*HOW TO COMPLETE THIS TASK*. Wherever the word "loro" appears in a line of the data, that line should be copied.

Source records

━━━━━━━━━━━━━━━━

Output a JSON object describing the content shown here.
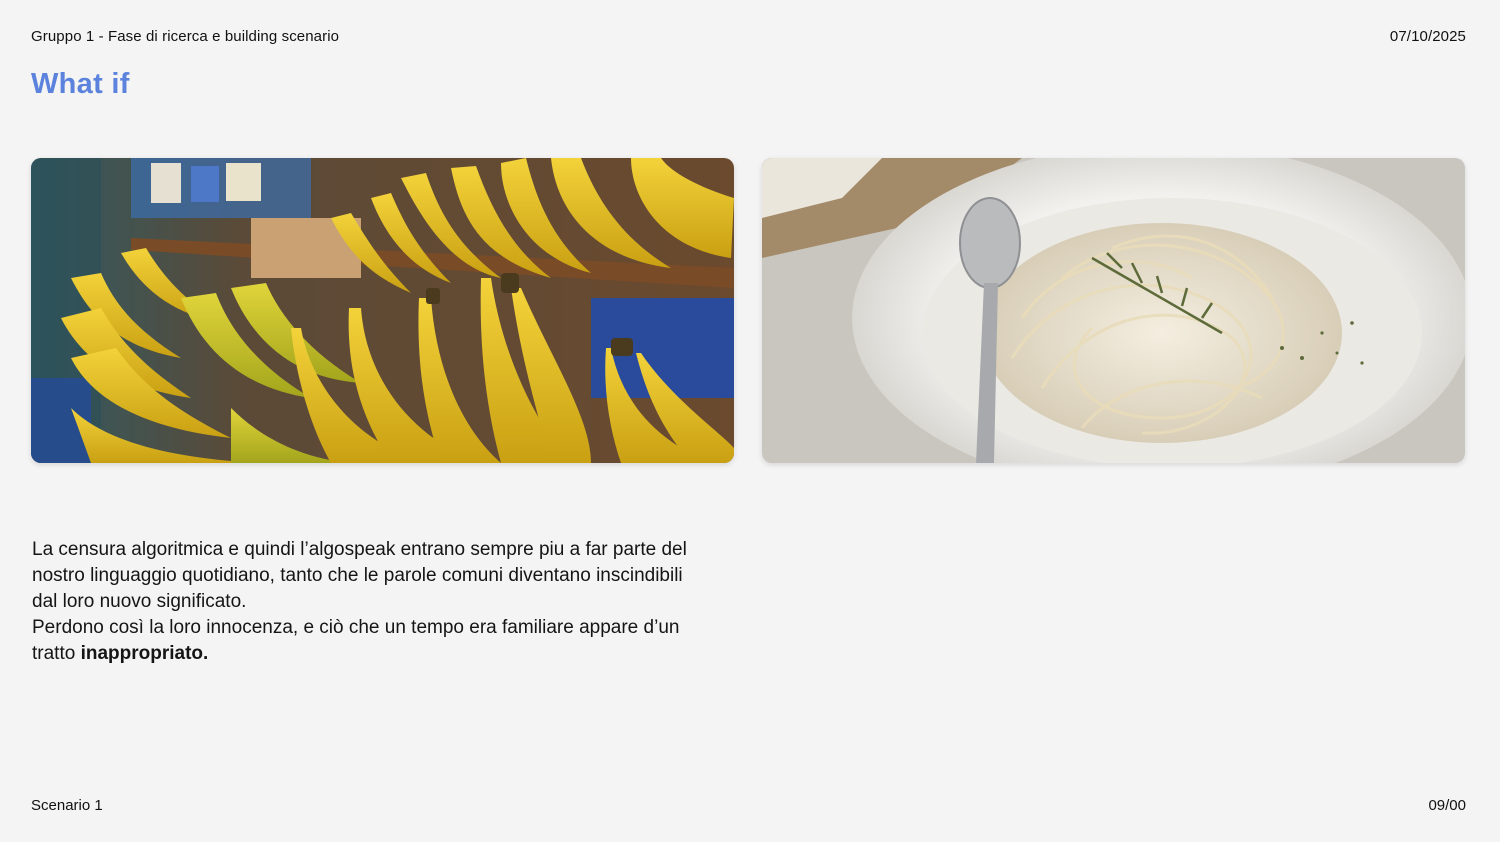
{
  "header": {
    "left": "Gruppo 1 - Fase di ricerca e building scenario",
    "right": "07/10/2025"
  },
  "title": "What if",
  "images": [
    {
      "name": "bananas-photo",
      "icon": "bananas-image"
    },
    {
      "name": "pasta-photo",
      "icon": "spaghetti-cream-sauce-image"
    }
  ],
  "body": {
    "paragraph1": "La censura algoritmica e quindi l’algospeak entrano sempre piu a far parte del nostro linguaggio quotidiano, tanto che le parole comuni diventano inscindibili dal loro nuovo significato.",
    "paragraph2_pre": "Perdono così la loro innocenza, e ciò che un tempo era familiare appare d’un tratto ",
    "paragraph2_bold": "inappropriato."
  },
  "footer": {
    "left": "Scenario 1",
    "right": "09/00"
  },
  "colors": {
    "accent": "#5b82dc",
    "background": "#f4f4f4",
    "text": "#111111"
  }
}
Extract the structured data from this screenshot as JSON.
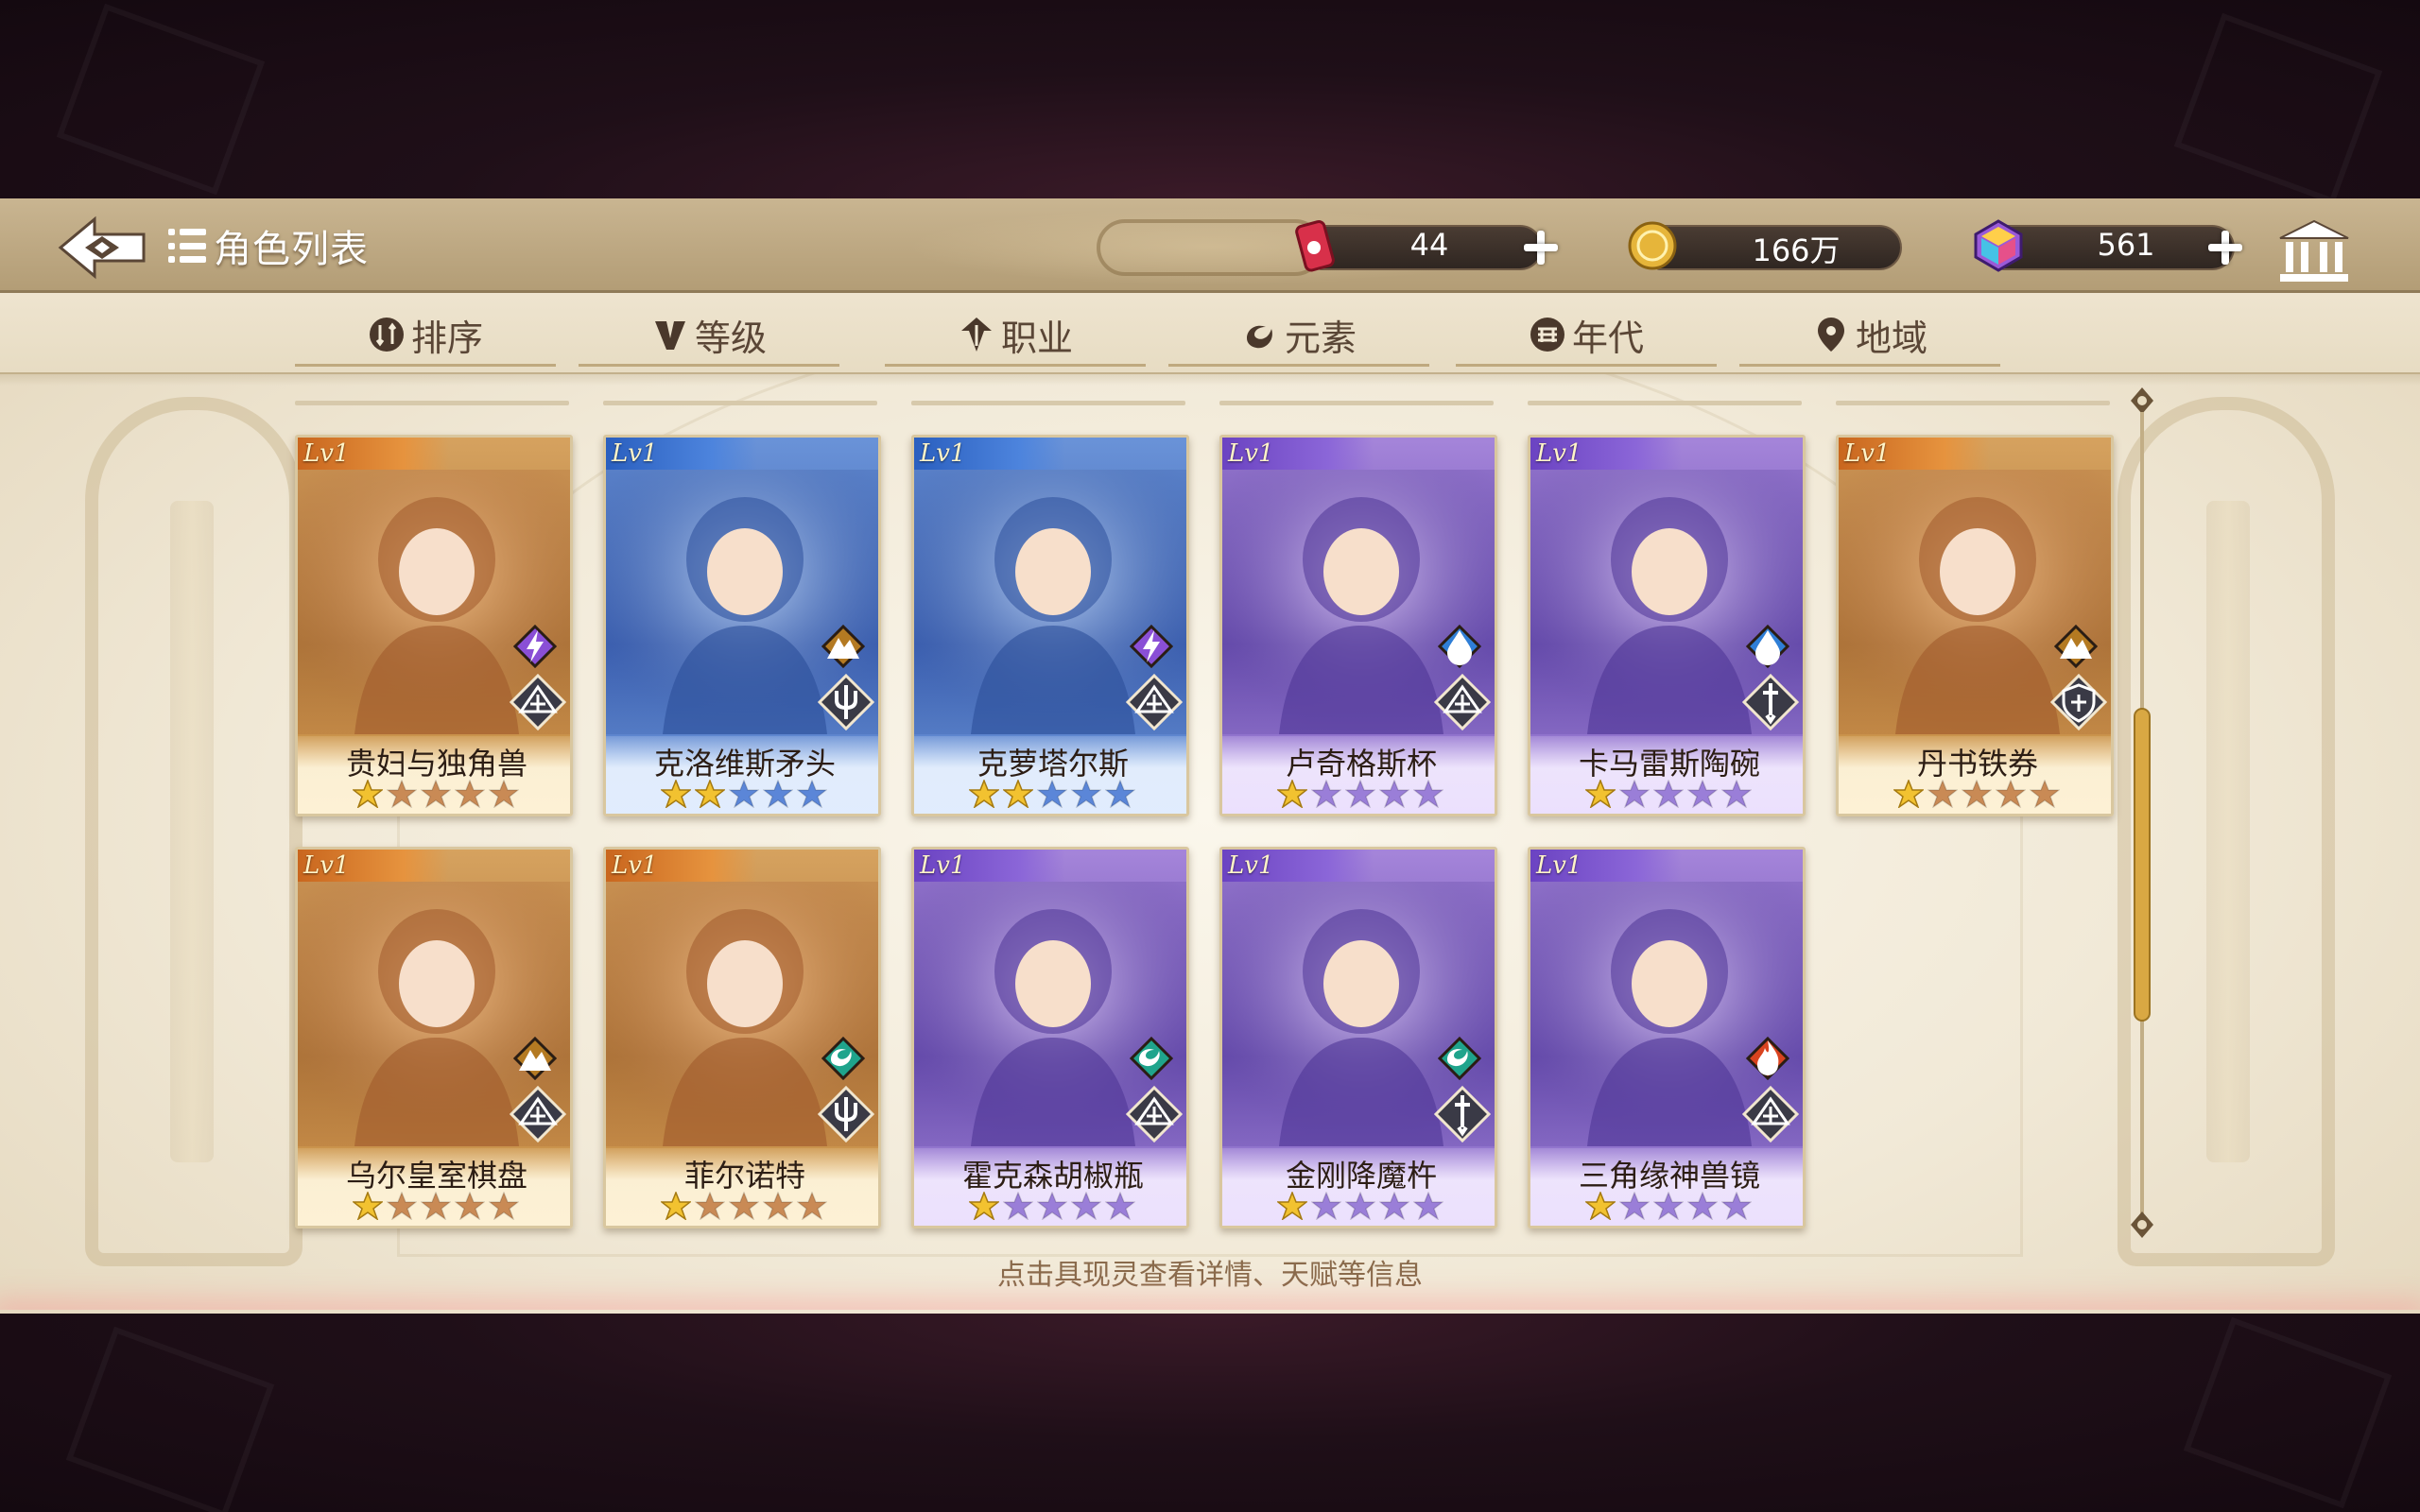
{
  "header": {
    "title": "角色列表",
    "back_icon": "back-arrow-icon",
    "currencies": [
      {
        "name": "ticket",
        "icon": "ticket-can-icon",
        "value": "44",
        "has_plus": true
      },
      {
        "name": "gold",
        "icon": "gold-coin-icon",
        "value": "166万",
        "has_plus": false
      },
      {
        "name": "gem",
        "icon": "rainbow-gem-icon",
        "value": "561",
        "has_plus": true
      }
    ],
    "bank_icon": "temple-icon"
  },
  "tabs": [
    {
      "label": "排序",
      "icon": "sort-icon"
    },
    {
      "label": "等级",
      "icon": "level-v-icon"
    },
    {
      "label": "职业",
      "icon": "profession-icon"
    },
    {
      "label": "元素",
      "icon": "element-swirl-icon"
    },
    {
      "label": "年代",
      "icon": "era-icon"
    },
    {
      "label": "地域",
      "icon": "location-pin-icon"
    }
  ],
  "cards": [
    {
      "level": "Lv1",
      "name": "贵妇与独角兽",
      "theme": "orange",
      "stars_filled": 1,
      "stars_total": 5,
      "element": "lightning",
      "class": "book"
    },
    {
      "level": "Lv1",
      "name": "克洛维斯矛头",
      "theme": "blue",
      "stars_filled": 2,
      "stars_total": 5,
      "element": "earth",
      "class": "trident"
    },
    {
      "level": "Lv1",
      "name": "克萝塔尔斯",
      "theme": "blue",
      "stars_filled": 2,
      "stars_total": 5,
      "element": "lightning",
      "class": "book"
    },
    {
      "level": "Lv1",
      "name": "卢奇格斯杯",
      "theme": "purple",
      "stars_filled": 1,
      "stars_total": 5,
      "element": "water",
      "class": "book"
    },
    {
      "level": "Lv1",
      "name": "卡马雷斯陶碗",
      "theme": "purple",
      "stars_filled": 1,
      "stars_total": 5,
      "element": "water",
      "class": "sword"
    },
    {
      "level": "Lv1",
      "name": "丹书铁券",
      "theme": "orange",
      "stars_filled": 1,
      "stars_total": 5,
      "element": "earth",
      "class": "shield"
    },
    {
      "level": "Lv1",
      "name": "乌尔皇室棋盘",
      "theme": "orange",
      "stars_filled": 1,
      "stars_total": 5,
      "element": "earth",
      "class": "book"
    },
    {
      "level": "Lv1",
      "name": "菲尔诺特",
      "theme": "orange",
      "stars_filled": 1,
      "stars_total": 5,
      "element": "wind",
      "class": "trident"
    },
    {
      "level": "Lv1",
      "name": "霍克森胡椒瓶",
      "theme": "purple",
      "stars_filled": 1,
      "stars_total": 5,
      "element": "wind",
      "class": "book"
    },
    {
      "level": "Lv1",
      "name": "金刚降魔杵",
      "theme": "purple",
      "stars_filled": 1,
      "stars_total": 5,
      "element": "wind",
      "class": "sword"
    },
    {
      "level": "Lv1",
      "name": "三角缘神兽镜",
      "theme": "purple",
      "stars_filled": 1,
      "stars_total": 5,
      "element": "fire",
      "class": "book"
    }
  ],
  "footer": {
    "hint": "点击具现灵查看详情、天赋等信息"
  },
  "colors": {
    "header_bg": "#b9a37c",
    "tab_bar_bg": "#ece2cc",
    "tab_text": "#5a4636",
    "star_gold": "#f2c230",
    "card_orange": "#c48a47",
    "card_blue": "#4f74c6",
    "card_purple": "#8466c6"
  }
}
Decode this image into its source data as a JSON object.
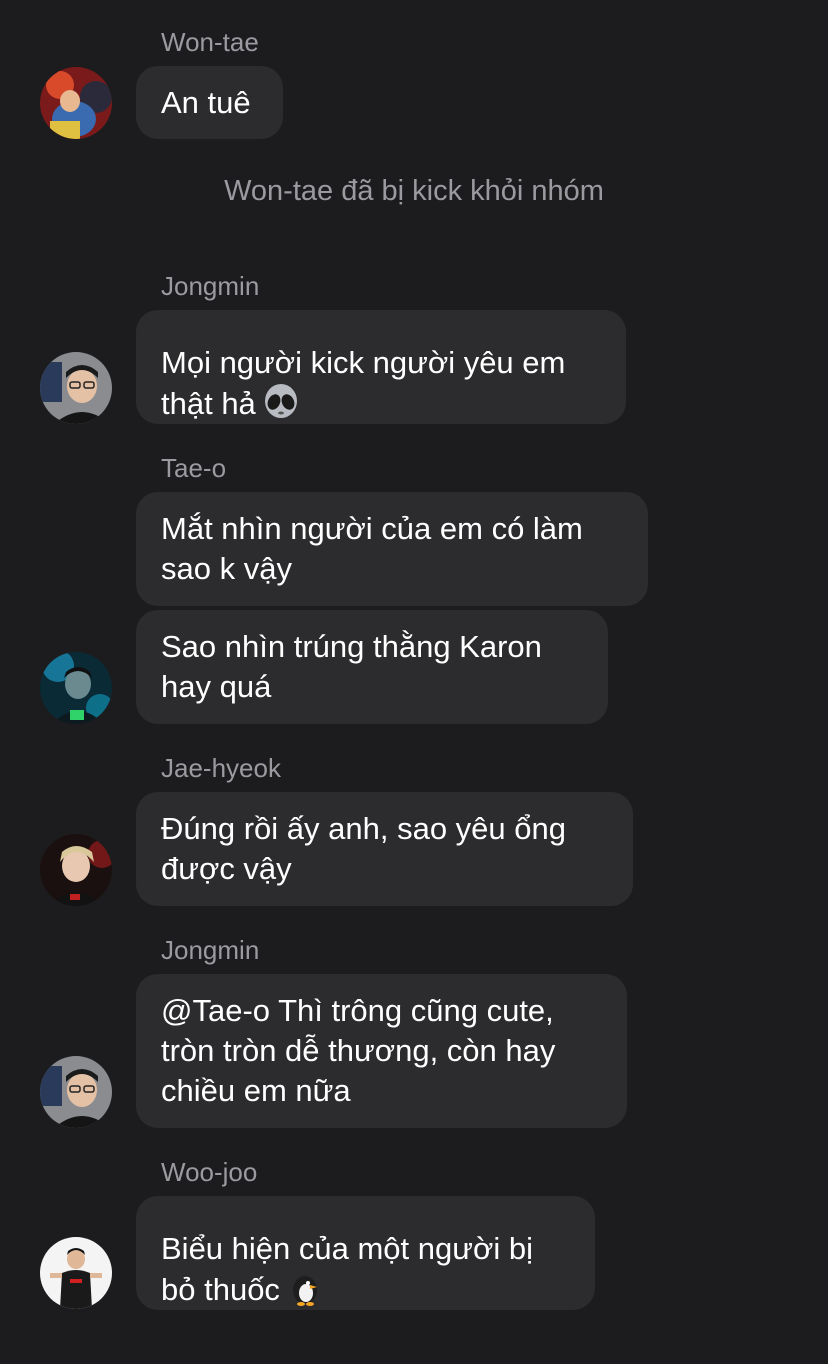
{
  "messages": [
    {
      "sender": "Won-tae",
      "text": "An tuê"
    },
    {
      "system": "Won-tae đã bị kick khỏi nhóm"
    },
    {
      "sender": "Jongmin",
      "text": "Mọi người kick người yêu em\nthật hả",
      "emoji": "alien-emoji"
    },
    {
      "sender": "Tae-o",
      "text1": "Mắt nhìn người của em có làm\nsao k vậy",
      "text2": "Sao nhìn trúng thằng Karon\nhay quá"
    },
    {
      "sender": "Jae-hyeok",
      "text": "Đúng rồi ấy anh, sao yêu ổng\nđược vậy"
    },
    {
      "sender": "Jongmin",
      "text": "@Tae-o Thì trông cũng cute,\ntròn tròn dễ thương, còn hay\nchiều em nữa"
    },
    {
      "sender": "Woo-joo",
      "text": "Biểu hiện của một người bị\nbỏ thuốc",
      "emoji": "penguin-emoji"
    }
  ],
  "colors": {
    "background": "#1c1c1e",
    "bubble": "#2c2c2e",
    "sender_text": "#9a9aa0",
    "message_text": "#ffffff"
  }
}
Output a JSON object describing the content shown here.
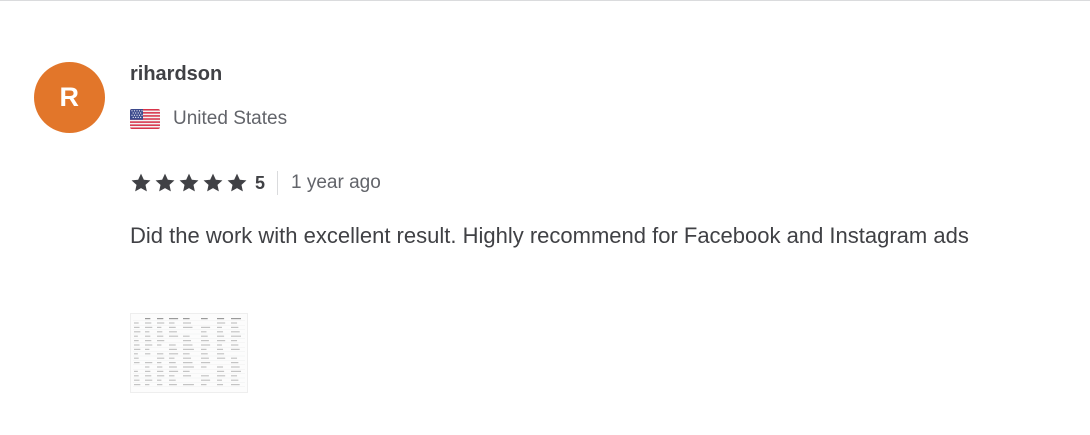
{
  "review": {
    "avatar_initial": "R",
    "avatar_color": "#e2762a",
    "username": "rihardson",
    "country": "United States",
    "country_flag_icon": "us-flag-icon",
    "rating": 5,
    "rating_label": "5",
    "star_icon": "star-icon",
    "star_color": "#404145",
    "time_ago": "1 year ago",
    "text": "Did the work with excellent result. Highly recommend for Facebook and Instagram ads",
    "attachment": {
      "kind": "spreadsheet-thumbnail"
    }
  }
}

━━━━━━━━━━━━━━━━

*EXERCISE RESPONSE*.
    "paragraph1": "La censura algoritmica e quindi l’algospeak entrano sempre piu a far parte del nostro linguaggio quotidiano, tanto che le parole comuni diventano inscindibili dal loro nuovo significato.",
    "paragraph2_pre": "Perdono così la loro innocenza, e ciò che un tempo era familiare appare d’un tratto ",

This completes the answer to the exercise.